→ Exercise description
When you copy the entries, keep every word exactly as it is and drop the images.

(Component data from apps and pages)
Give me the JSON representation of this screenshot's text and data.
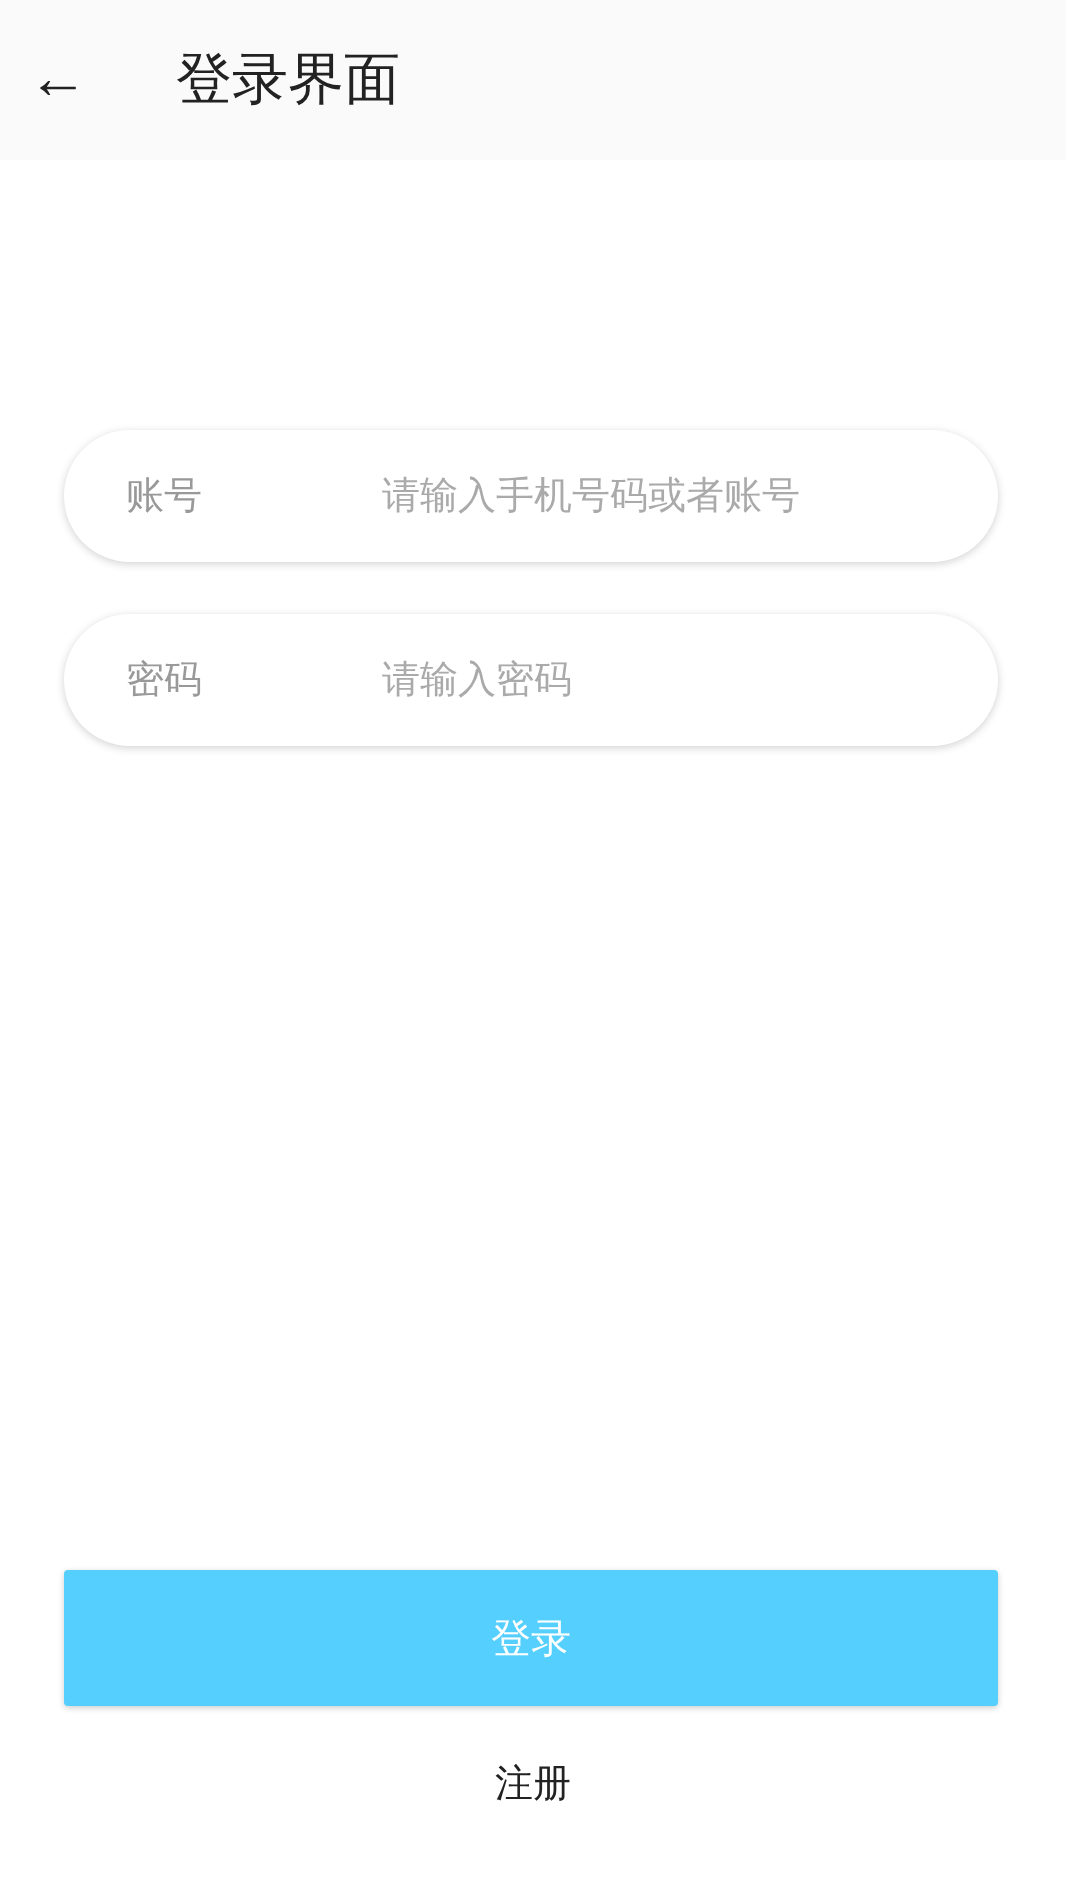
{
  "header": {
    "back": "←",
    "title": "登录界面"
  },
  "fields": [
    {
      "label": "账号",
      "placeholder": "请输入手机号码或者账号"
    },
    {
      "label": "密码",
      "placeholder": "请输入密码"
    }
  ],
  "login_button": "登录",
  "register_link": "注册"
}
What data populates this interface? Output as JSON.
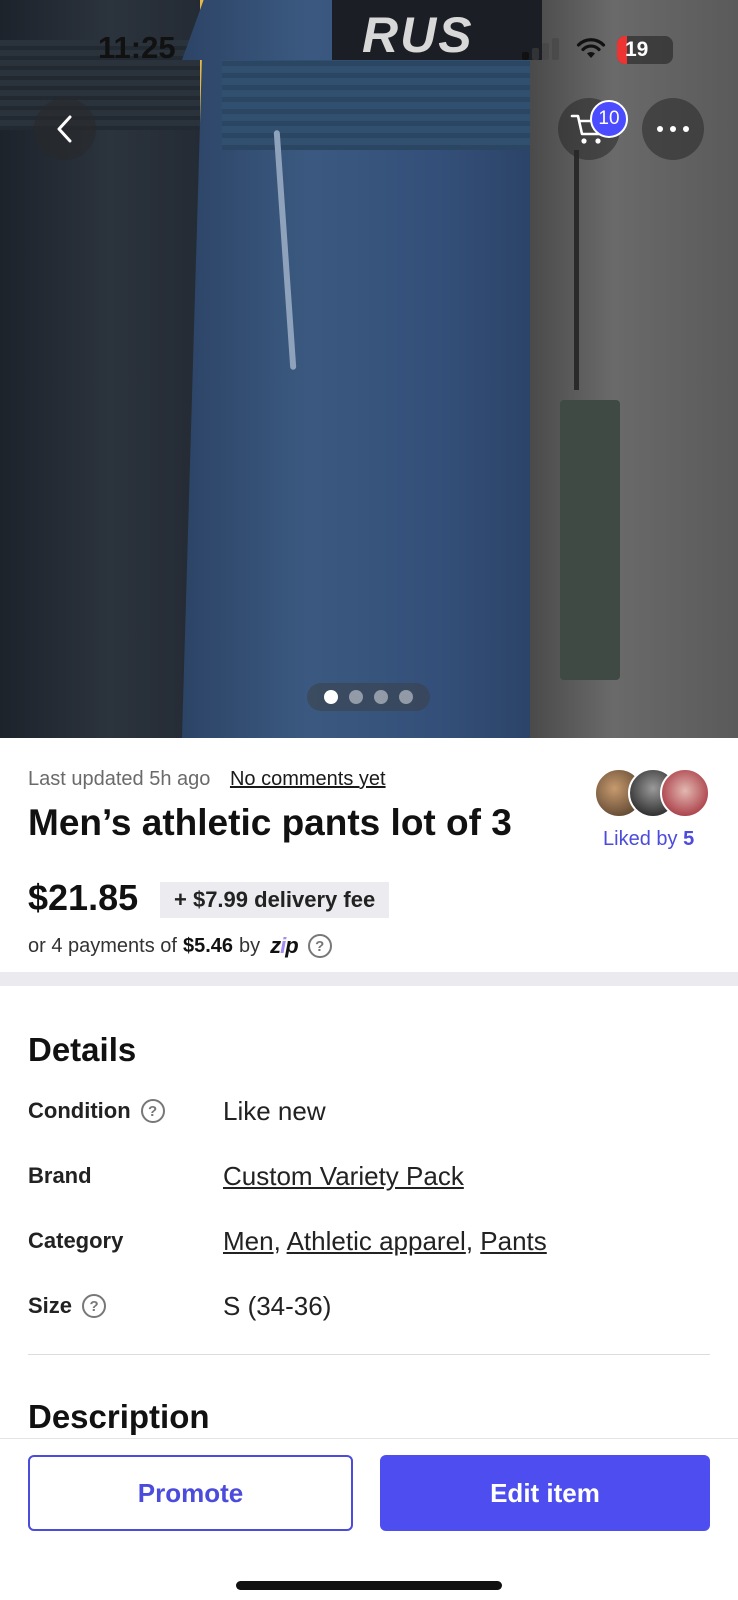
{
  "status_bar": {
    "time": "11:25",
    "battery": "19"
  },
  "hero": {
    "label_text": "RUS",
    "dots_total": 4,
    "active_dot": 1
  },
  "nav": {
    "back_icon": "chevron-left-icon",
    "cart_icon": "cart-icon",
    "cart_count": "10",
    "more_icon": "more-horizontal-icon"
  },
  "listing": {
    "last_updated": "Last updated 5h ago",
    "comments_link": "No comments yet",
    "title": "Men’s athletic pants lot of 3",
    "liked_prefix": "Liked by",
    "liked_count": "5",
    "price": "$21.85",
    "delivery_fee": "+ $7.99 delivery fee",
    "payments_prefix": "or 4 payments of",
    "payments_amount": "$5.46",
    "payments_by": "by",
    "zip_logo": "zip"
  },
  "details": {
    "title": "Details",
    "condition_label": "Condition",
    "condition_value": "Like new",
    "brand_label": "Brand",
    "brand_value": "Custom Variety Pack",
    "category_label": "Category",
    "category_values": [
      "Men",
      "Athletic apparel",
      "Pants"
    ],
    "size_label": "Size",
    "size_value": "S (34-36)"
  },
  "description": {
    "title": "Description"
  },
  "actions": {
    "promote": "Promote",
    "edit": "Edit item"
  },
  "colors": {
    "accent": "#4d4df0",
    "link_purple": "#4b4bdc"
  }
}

→ Output below
Give me the JSON representation of this screenshot's text and data.
{
  "header": {
    "back": "←",
    "title": "登录界面"
  },
  "fields": [
    {
      "label": "账号",
      "placeholder": "请输入手机号码或者账号"
    },
    {
      "label": "密码",
      "placeholder": "请输入密码"
    }
  ],
  "login_button": "登录",
  "register_link": "注册"
}
What data populates this interface? Output as JSON.
{
  "status_bar": {
    "time": "11:25",
    "battery": "19"
  },
  "hero": {
    "label_text": "RUS",
    "dots_total": 4,
    "active_dot": 1
  },
  "nav": {
    "back_icon": "chevron-left-icon",
    "cart_icon": "cart-icon",
    "cart_count": "10",
    "more_icon": "more-horizontal-icon"
  },
  "listing": {
    "last_updated": "Last updated 5h ago",
    "comments_link": "No comments yet",
    "title": "Men’s athletic pants lot of 3",
    "liked_prefix": "Liked by",
    "liked_count": "5",
    "price": "$21.85",
    "delivery_fee": "+ $7.99 delivery fee",
    "payments_prefix": "or 4 payments of",
    "payments_amount": "$5.46",
    "payments_by": "by",
    "zip_logo": "zip"
  },
  "details": {
    "title": "Details",
    "condition_label": "Condition",
    "condition_value": "Like new",
    "brand_label": "Brand",
    "brand_value": "Custom Variety Pack",
    "category_label": "Category",
    "category_values": [
      "Men",
      "Athletic apparel",
      "Pants"
    ],
    "size_label": "Size",
    "size_value": "S (34-36)"
  },
  "description": {
    "title": "Description"
  },
  "actions": {
    "promote": "Promote",
    "edit": "Edit item"
  },
  "colors": {
    "accent": "#4d4df0",
    "link_purple": "#4b4bdc"
  }
}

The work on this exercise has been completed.